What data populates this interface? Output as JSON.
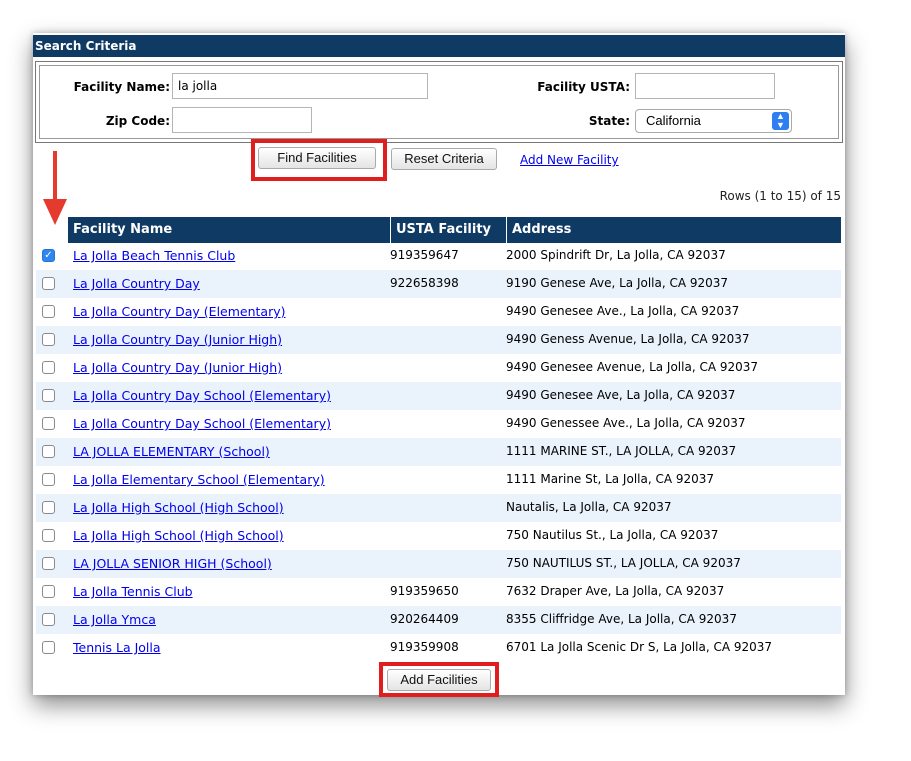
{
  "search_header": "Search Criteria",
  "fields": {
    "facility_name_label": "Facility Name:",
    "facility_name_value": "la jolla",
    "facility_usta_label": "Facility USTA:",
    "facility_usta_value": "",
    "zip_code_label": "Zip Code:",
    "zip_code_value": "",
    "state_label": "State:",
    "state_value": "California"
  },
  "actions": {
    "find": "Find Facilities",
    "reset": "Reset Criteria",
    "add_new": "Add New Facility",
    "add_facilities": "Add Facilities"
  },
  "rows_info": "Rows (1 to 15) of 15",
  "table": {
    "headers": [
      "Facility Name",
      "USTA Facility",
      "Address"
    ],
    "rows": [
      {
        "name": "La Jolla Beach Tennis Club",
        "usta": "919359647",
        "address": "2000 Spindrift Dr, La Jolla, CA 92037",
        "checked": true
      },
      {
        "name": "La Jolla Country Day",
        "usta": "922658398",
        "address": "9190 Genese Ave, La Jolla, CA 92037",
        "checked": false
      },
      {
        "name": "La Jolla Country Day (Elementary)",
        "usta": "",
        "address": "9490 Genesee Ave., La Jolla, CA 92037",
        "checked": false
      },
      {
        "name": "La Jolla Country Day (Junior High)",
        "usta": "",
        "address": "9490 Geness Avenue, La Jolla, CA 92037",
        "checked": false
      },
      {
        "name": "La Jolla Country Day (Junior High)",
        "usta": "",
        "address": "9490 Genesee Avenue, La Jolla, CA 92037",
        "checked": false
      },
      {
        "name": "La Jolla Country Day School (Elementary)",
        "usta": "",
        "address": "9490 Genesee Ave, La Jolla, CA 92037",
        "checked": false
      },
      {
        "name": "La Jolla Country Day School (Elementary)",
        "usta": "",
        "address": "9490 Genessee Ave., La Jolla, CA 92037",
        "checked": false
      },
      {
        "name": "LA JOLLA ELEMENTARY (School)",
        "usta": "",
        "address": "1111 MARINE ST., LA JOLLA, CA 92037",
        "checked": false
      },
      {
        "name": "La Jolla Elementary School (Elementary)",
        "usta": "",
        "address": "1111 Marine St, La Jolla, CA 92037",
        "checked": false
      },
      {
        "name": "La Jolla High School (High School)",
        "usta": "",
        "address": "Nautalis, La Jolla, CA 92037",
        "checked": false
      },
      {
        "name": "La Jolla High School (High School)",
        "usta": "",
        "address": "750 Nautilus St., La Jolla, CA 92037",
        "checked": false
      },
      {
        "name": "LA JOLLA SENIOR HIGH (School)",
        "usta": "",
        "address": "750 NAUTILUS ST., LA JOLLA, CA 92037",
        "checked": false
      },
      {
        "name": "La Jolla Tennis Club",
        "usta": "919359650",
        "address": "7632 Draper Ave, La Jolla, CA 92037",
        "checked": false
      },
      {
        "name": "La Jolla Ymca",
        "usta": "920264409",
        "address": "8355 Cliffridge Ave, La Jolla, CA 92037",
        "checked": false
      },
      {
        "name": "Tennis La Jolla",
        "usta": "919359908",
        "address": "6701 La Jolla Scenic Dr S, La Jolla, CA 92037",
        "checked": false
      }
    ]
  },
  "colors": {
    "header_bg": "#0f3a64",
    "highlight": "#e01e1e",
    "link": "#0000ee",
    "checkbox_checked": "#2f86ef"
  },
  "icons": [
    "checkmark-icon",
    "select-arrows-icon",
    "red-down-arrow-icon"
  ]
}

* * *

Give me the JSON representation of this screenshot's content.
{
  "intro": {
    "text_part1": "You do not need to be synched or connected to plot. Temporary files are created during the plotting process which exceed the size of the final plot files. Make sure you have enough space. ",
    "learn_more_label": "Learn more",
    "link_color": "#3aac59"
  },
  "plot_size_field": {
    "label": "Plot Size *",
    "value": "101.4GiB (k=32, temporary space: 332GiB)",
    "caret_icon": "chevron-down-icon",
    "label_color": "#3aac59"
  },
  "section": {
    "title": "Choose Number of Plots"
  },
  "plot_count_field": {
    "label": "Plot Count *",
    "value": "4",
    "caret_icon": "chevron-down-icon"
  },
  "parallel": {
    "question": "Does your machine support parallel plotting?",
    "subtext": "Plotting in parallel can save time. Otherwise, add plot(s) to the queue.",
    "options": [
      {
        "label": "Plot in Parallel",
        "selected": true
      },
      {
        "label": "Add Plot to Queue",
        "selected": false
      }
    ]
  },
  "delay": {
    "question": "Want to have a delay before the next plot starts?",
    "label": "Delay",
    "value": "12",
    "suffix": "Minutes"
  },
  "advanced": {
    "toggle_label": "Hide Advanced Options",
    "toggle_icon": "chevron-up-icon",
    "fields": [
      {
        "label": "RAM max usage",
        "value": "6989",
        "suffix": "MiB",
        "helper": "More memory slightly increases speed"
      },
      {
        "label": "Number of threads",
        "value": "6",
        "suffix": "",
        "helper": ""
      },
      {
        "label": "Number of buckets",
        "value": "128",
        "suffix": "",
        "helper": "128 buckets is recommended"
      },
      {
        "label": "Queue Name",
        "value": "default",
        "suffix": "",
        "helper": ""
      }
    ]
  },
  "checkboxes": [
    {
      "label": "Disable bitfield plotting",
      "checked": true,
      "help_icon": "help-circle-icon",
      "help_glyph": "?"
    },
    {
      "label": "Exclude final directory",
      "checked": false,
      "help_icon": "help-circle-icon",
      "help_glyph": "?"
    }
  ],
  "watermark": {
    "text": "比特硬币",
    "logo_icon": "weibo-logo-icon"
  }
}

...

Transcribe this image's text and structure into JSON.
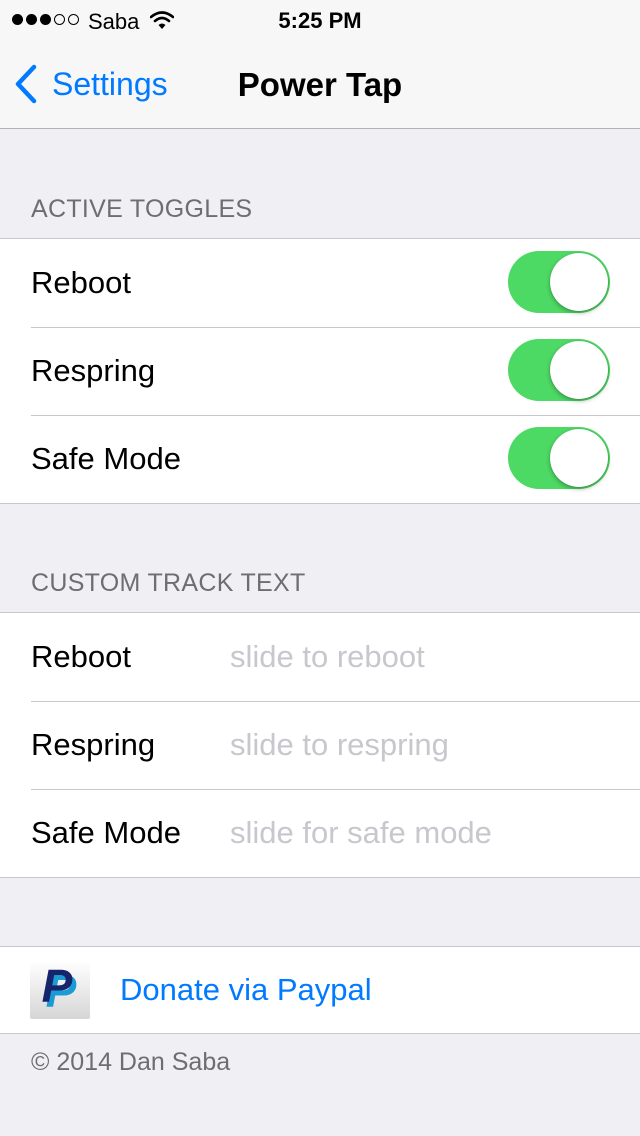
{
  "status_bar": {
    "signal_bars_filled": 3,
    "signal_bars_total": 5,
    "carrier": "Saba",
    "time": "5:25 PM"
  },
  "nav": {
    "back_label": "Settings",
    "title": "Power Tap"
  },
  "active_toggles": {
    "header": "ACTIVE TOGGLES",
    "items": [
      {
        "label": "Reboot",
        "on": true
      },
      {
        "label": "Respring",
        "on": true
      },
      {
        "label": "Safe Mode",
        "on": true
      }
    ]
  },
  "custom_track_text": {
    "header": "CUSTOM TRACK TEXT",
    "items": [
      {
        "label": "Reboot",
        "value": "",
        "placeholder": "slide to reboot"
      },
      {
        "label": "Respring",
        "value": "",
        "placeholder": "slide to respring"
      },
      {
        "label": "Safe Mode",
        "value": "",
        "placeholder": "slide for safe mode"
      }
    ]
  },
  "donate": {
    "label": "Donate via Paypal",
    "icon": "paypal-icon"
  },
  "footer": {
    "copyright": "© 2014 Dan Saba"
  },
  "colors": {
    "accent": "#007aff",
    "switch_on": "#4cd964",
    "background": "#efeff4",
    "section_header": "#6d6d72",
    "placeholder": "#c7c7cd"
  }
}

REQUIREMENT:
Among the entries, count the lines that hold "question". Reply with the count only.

RESULT:
2